“To accomplish tasks from the New Year’s message, each regional party unit, judicial authorities, and organizations have announced their New Year’s plan,” said a source from North Hamgyong province, who requested anonymity.
“The big part of the first project of the annual plan is focusing on rooting out non-socialist elements, so the social atmosphere appears uneasy,” he told RFA’s Korean Service on Tuesday.
“The North Hamgyong Party Committee will temporarily organize an agency under its auspices to root out non-socialist elements,” the source said.
The dominant Korean Workers’ Party, judicial authorities, and administrative officials are organizing members for their joint non-socialist elements team, he said.
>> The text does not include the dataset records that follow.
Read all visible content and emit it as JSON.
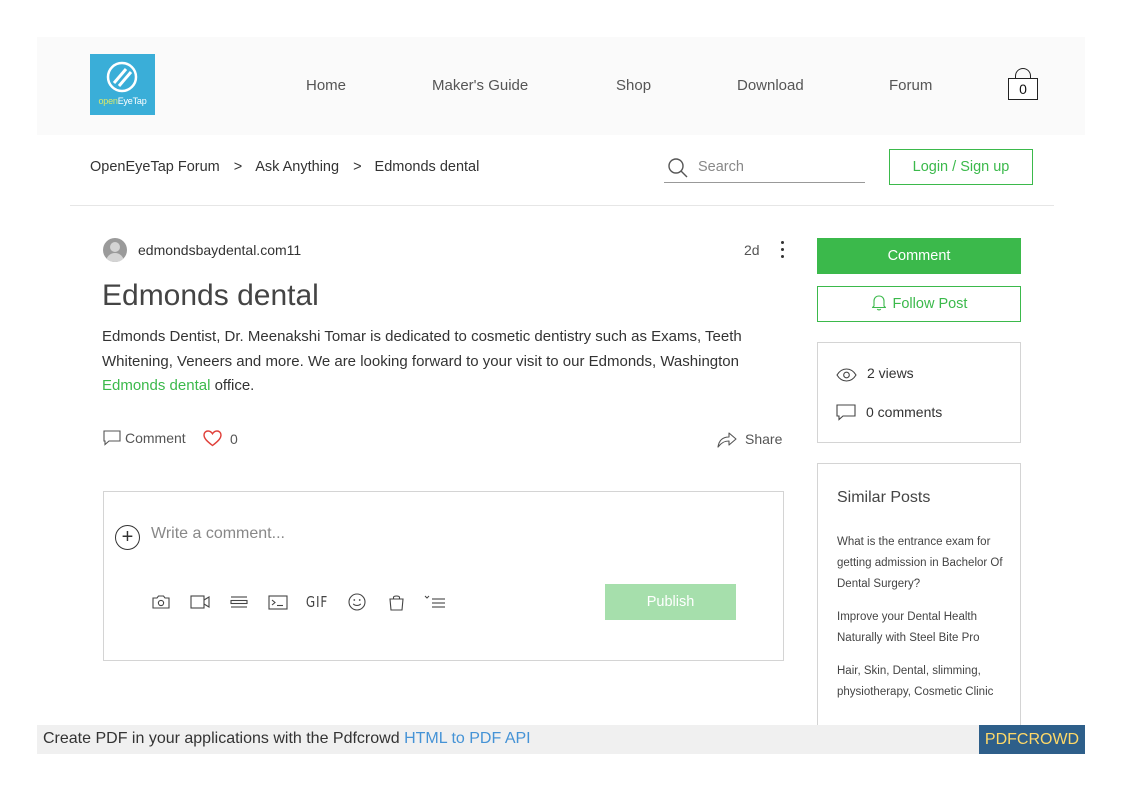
{
  "header": {
    "logo_text_open": "open",
    "logo_text_rest": "EyeTap",
    "nav": [
      {
        "label": "Home"
      },
      {
        "label": "Maker's Guide"
      },
      {
        "label": "Shop"
      },
      {
        "label": "Download"
      },
      {
        "label": "Forum"
      }
    ],
    "cart_count": "0"
  },
  "breadcrumb": {
    "items": [
      "OpenEyeTap Forum",
      "Ask Anything",
      "Edmonds dental"
    ],
    "separator": ">"
  },
  "search": {
    "placeholder": "Search",
    "value": ""
  },
  "login_label": "Login / Sign up",
  "post": {
    "author": "edmondsbaydental.com11",
    "age": "2d",
    "title": "Edmonds dental",
    "body_before_link": "Edmonds Dentist, Dr. Meenakshi Tomar is dedicated to cosmetic dentistry such as Exams, Teeth Whitening, Veneers and more. We are looking forward to your visit to our Edmonds, Washington ",
    "body_link": "Edmonds dental",
    "body_after_link": " office.",
    "comment_label": "Comment",
    "likes": "0",
    "share_label": "Share"
  },
  "composer": {
    "placeholder": "Write a comment...",
    "gif_label": "GIF",
    "publish_label": "Publish",
    "toolbar_icons": [
      "camera-icon",
      "video-icon",
      "divider-icon",
      "code-icon",
      "gif-icon",
      "emoji-icon",
      "bag-icon",
      "list-icon"
    ]
  },
  "sidebar": {
    "comment_label": "Comment",
    "follow_label": "Follow Post",
    "views": "2 views",
    "comments": "0 comments",
    "similar_title": "Similar Posts",
    "similar_posts": [
      "What is the entrance exam for getting admission in Bachelor Of Dental Surgery?",
      "Improve your Dental Health Naturally with Steel Bite Pro",
      "Hair, Skin, Dental, slimming, physiotherapy, Cosmetic Clinic"
    ]
  },
  "pdfbar": {
    "text": "Create PDF in your applications with the Pdfcrowd ",
    "link": "HTML to PDF API",
    "brand": "PDFCROWD"
  },
  "colors": {
    "accent_green": "#3bb94b",
    "publish_disabled": "#a6dfac",
    "logo_blue": "#3aaed8",
    "like_red": "#e0403a",
    "pdf_brand_bg": "#2e5f8a",
    "pdf_brand_fg": "#ffd968"
  }
}
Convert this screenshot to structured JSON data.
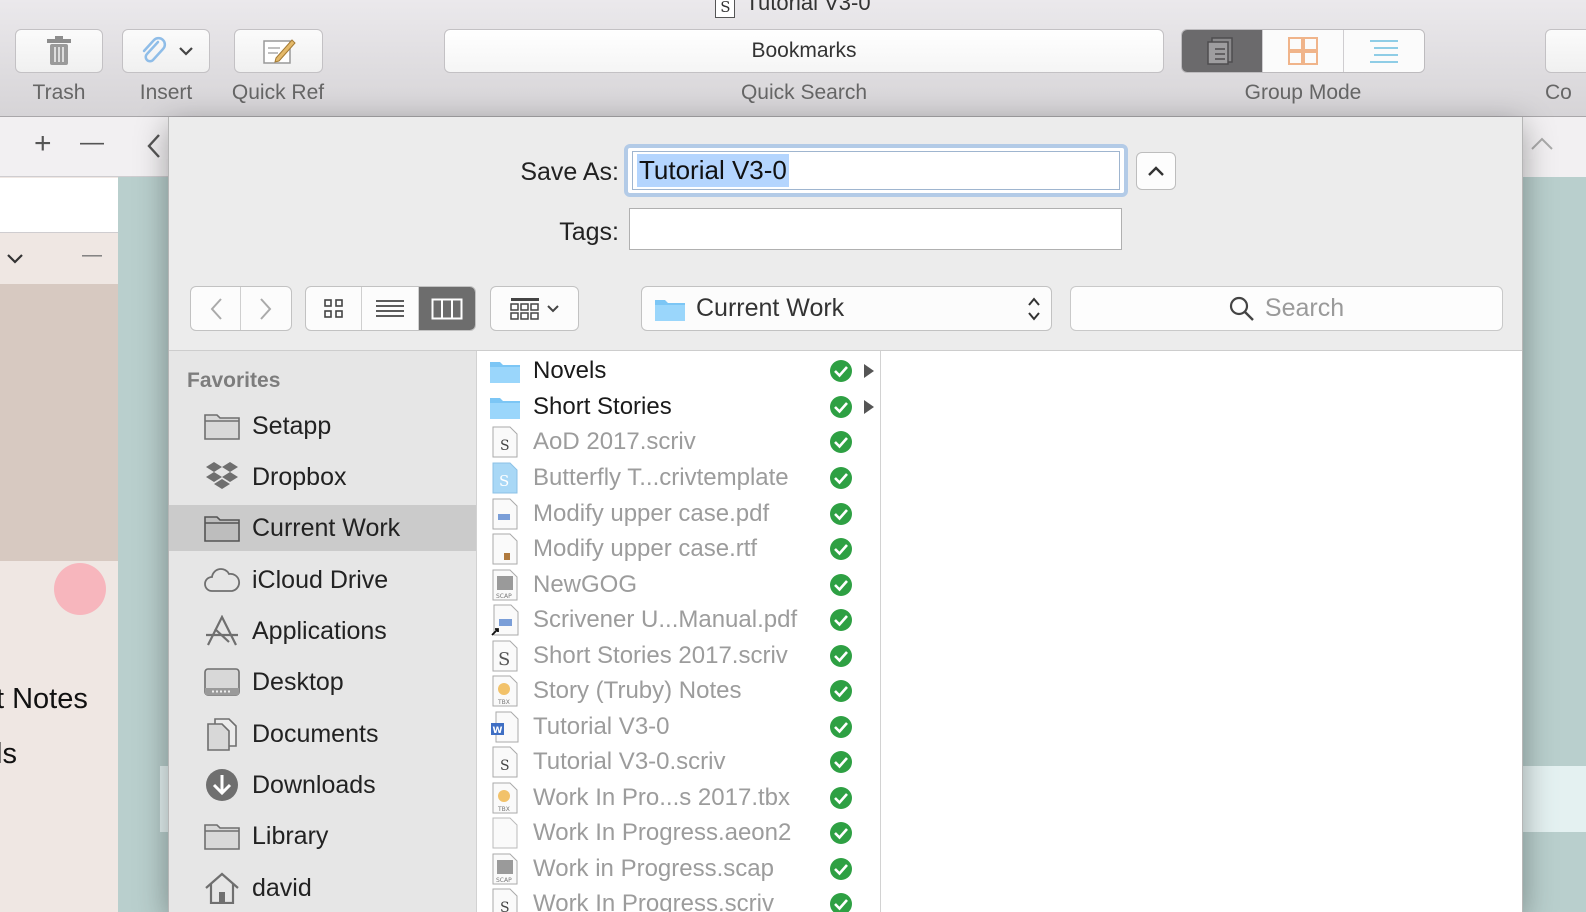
{
  "window": {
    "title": "Tutorial V3-0"
  },
  "toolbar": {
    "trash_label": "Trash",
    "insert_label": "Insert",
    "quickref_label": "Quick Ref",
    "bookmarks_label": "Bookmarks",
    "quicksearch_label": "Quick Search",
    "groupmode_label": "Group Mode",
    "cut_label": "Co"
  },
  "background": {
    "add_symbol": "+",
    "minus_symbol": "—",
    "minus2_symbol": "—",
    "back_chevron": "<",
    "collapse_chevron": "^",
    "dropdown_chevron": "v",
    "text1": "t Notes",
    "text2": "ls"
  },
  "dialog": {
    "save_as_label": "Save As:",
    "save_as_value": "Tutorial V3-0",
    "tags_label": "Tags:",
    "tags_value": "",
    "location": "Current Work",
    "search_placeholder": "Search"
  },
  "sidebar": {
    "heading": "Favorites",
    "items": [
      {
        "label": "Setapp",
        "icon": "folder-icon"
      },
      {
        "label": "Dropbox",
        "icon": "dropbox-icon"
      },
      {
        "label": "Current Work",
        "icon": "folder-icon",
        "selected": true
      },
      {
        "label": "iCloud Drive",
        "icon": "cloud-icon"
      },
      {
        "label": "Applications",
        "icon": "applications-icon"
      },
      {
        "label": "Desktop",
        "icon": "desktop-icon"
      },
      {
        "label": "Documents",
        "icon": "documents-icon"
      },
      {
        "label": "Downloads",
        "icon": "download-icon"
      },
      {
        "label": "Library",
        "icon": "folder-icon"
      },
      {
        "label": "david",
        "icon": "home-icon"
      }
    ]
  },
  "files": [
    {
      "name": "Novels",
      "kind": "folder",
      "synced": true,
      "has_children": true
    },
    {
      "name": "Short Stories",
      "kind": "folder",
      "synced": true,
      "has_children": true
    },
    {
      "name": "AoD 2017.scriv",
      "kind": "scriv",
      "synced": true
    },
    {
      "name": "Butterfly T...crivtemplate",
      "kind": "template",
      "synced": true
    },
    {
      "name": "Modify upper case.pdf",
      "kind": "pdf",
      "synced": true
    },
    {
      "name": "Modify upper case.rtf",
      "kind": "rtf",
      "synced": true
    },
    {
      "name": "NewGOG",
      "kind": "scap",
      "synced": true
    },
    {
      "name": "Scrivener U...Manual.pdf",
      "kind": "pdf-alias",
      "synced": true
    },
    {
      "name": "Short Stories 2017.scriv",
      "kind": "scriv",
      "synced": true
    },
    {
      "name": "Story (Truby) Notes",
      "kind": "tbx",
      "synced": true
    },
    {
      "name": "Tutorial V3-0",
      "kind": "word",
      "synced": true
    },
    {
      "name": "Tutorial V3-0.scriv",
      "kind": "scriv",
      "synced": true
    },
    {
      "name": "Work In Pro...s 2017.tbx",
      "kind": "tbx",
      "synced": true
    },
    {
      "name": "Work In Progress.aeon2",
      "kind": "blank",
      "synced": true
    },
    {
      "name": "Work in Progress.scap",
      "kind": "scap",
      "synced": true
    },
    {
      "name": "Work In Progress.scriv",
      "kind": "scriv",
      "synced": true
    }
  ],
  "colors": {
    "selection": "#b4d5fe",
    "focus_ring": "#b3cbe7",
    "sync_green": "#28a745",
    "folder_blue": "#7cc6f5",
    "background_teal": "#b9cfcd"
  }
}
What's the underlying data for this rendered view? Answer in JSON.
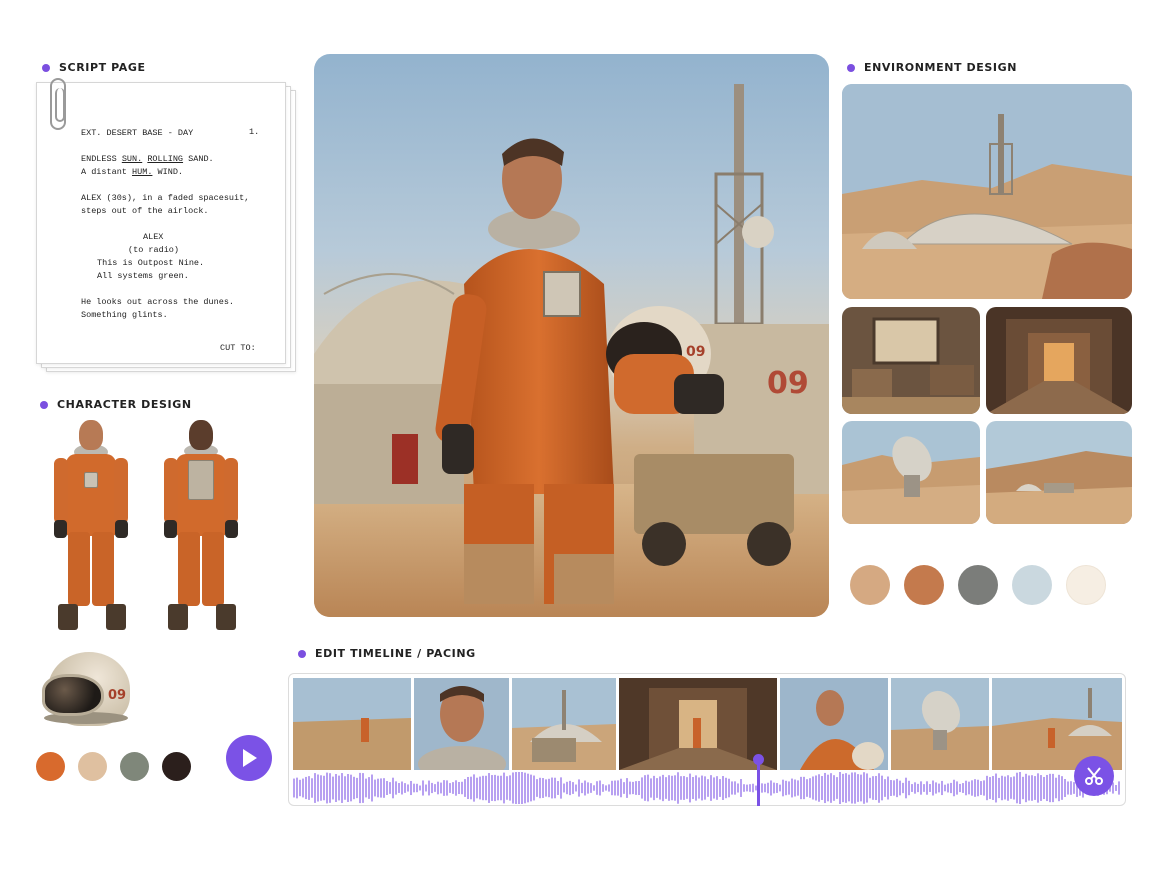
{
  "sections": {
    "script_page": "SCRIPT PAGE",
    "character_design": "CHARACTER DESIGN",
    "environment_design": "ENVIRONMENT DESIGN",
    "edit_timeline": "EDIT TIMELINE / PACING"
  },
  "script": {
    "heading": "EXT. DESERT BASE - DAY",
    "scene_number": "1.",
    "action1_line1_a": "ENDLESS ",
    "action1_line1_sun": "SUN.",
    "action1_line1_b": " ",
    "action1_line1_rolling": "ROLLING",
    "action1_line1_c": " SAND.",
    "action1_line2_a": "A distant ",
    "action1_line2_hum": "HUM.",
    "action1_line2_b": " WIND.",
    "action2_line1": "ALEX (30s), in a faded spacesuit,",
    "action2_line2": "steps out of the airlock.",
    "character": "ALEX",
    "parenthetical": "(to radio)",
    "dialogue1": "This is Outpost Nine.",
    "dialogue2": "All systems green.",
    "action3_line1": "He looks out across the dunes.",
    "action3_line2": "Something glints.",
    "transition": "CUT TO:"
  },
  "props": {
    "helmet_number": "09"
  },
  "hero": {
    "tower_number": "09",
    "helmet_number": "09"
  },
  "character_palette": [
    "#d86a2d",
    "#dfc0a0",
    "#7f877a",
    "#2b1f1c"
  ],
  "environment_palette": [
    "#d5a982",
    "#c47a4d",
    "#7b7d7a",
    "#cad8df",
    "#f6eee3"
  ],
  "accent_color": "#7b52e6",
  "timeline": {
    "playhead_position": 0.56
  }
}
“Residents are resentful of the high-level executives who will be on the team because they are the main culprits of non-socialist activities,” the source said. “It is because high-level executives have always been at the center of non-socialist phenomena.”
“Residents have expressed anger over the results of the screenings,” the source said, adding that the children of executives working for the party or the State Security Department who are summoned for screenings manage to get off on “sick bail’ or another phony excuse.
A powerless college student who has been accused of distributing improper visual images, for example, was executed by a firing squad, he said, illustrating the brutal punishments that authorities sometimes mete out for ordinary citizens who are thought to have engaged in forbidden activities.
Authorities also often accuse people who are unemployed or who do not sell any goods at markets of being non-socialist elements of society, and they “suffocate” them by withholding electricity, water, or food, he said.
“Non-socialist elements will fade away on their own if there are reasonable [food] distributions by the country as a reward for labor,” the source said.
A second source from North Hamgyong confirmed that ordinary North Koreans are living in fear after hearing Kim Jong Un's New Year’s Day speech.
“Ordinary residents who barely make enough to get by from day to day do not have time to think about non-socialist elements,” he said.
“When the screenings begin, however, the executives make false charges against powerless poor people to prove their own effectiveness when it comes to wiping out non-socialist elements, which is something that residents fear,” the source said.
Reported by Jieun Kim for RFA’s Korean Service. Translated by Translated by Leejin Jun. Written in English by Roseanne Gerin.